- _WHAT NEEDS TO BE DONE_
Search the records for the string "screenshot" and report how many lines contain it, with nothing else.

(LISTED RECORDS begins)

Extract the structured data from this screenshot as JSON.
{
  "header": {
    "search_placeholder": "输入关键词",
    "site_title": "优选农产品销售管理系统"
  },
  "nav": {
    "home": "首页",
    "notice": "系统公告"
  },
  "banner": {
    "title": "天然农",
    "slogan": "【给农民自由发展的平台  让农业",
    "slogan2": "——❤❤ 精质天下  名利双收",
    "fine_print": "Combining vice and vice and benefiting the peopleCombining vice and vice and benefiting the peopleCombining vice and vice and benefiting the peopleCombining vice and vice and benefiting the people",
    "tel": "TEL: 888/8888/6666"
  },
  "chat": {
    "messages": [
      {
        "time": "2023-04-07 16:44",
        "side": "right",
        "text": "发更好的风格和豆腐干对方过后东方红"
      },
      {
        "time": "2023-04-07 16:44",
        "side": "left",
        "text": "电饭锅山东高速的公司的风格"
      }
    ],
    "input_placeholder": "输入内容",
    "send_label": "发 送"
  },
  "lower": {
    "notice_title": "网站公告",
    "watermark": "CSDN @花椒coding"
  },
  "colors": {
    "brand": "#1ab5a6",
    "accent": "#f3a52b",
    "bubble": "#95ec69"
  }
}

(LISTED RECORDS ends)
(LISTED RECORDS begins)

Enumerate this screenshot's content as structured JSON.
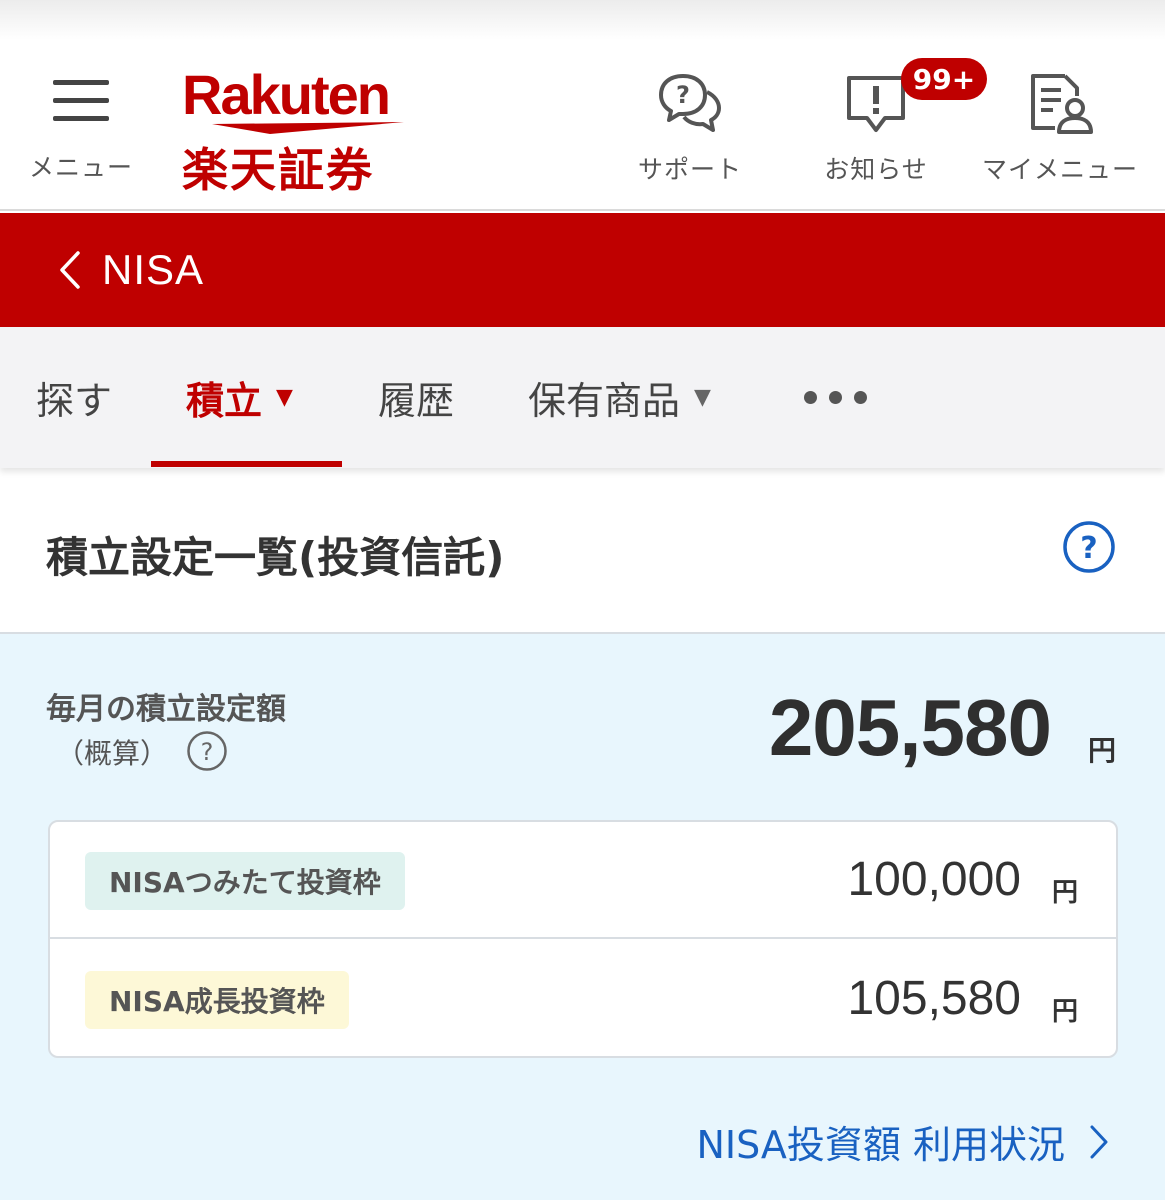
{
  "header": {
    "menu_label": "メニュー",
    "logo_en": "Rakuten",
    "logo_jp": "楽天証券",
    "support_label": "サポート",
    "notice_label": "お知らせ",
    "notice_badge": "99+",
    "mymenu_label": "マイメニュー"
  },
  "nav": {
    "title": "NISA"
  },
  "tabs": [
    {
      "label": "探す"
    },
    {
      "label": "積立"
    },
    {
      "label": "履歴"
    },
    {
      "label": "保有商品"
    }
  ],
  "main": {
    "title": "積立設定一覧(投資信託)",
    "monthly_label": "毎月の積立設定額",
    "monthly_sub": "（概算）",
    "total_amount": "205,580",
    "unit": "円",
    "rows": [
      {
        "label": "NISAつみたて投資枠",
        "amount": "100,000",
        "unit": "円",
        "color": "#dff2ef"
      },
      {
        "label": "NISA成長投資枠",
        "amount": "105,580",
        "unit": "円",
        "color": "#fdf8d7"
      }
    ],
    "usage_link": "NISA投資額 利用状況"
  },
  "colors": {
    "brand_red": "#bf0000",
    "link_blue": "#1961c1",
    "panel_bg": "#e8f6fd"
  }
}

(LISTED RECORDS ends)

- _PROBLEM SOLUTION_
2